== Items from an interface collection ==
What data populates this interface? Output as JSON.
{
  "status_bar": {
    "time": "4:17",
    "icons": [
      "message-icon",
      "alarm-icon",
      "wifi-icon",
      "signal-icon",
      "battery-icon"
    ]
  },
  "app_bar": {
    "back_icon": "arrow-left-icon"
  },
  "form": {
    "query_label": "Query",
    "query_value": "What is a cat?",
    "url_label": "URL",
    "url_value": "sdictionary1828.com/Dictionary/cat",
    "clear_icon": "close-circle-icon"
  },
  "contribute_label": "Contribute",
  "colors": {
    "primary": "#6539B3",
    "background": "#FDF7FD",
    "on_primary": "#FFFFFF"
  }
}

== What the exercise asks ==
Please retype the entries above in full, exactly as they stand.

== Solution to the problem ==
What data populates this interface? Output as JSON.
{
  "status_bar": {
    "time": "4:17",
    "icons": [
      "message-icon",
      "alarm-icon",
      "wifi-icon",
      "signal-icon",
      "battery-icon"
    ]
  },
  "app_bar": {
    "back_icon": "arrow-left-icon"
  },
  "form": {
    "query_label": "Query",
    "query_value": "What is a cat?",
    "url_label": "URL",
    "url_value": "sdictionary1828.com/Dictionary/cat",
    "clear_icon": "close-circle-icon"
  },
  "contribute_label": "Contribute",
  "colors": {
    "primary": "#6539B3",
    "background": "#FDF7FD",
    "on_primary": "#FFFFFF"
  }
}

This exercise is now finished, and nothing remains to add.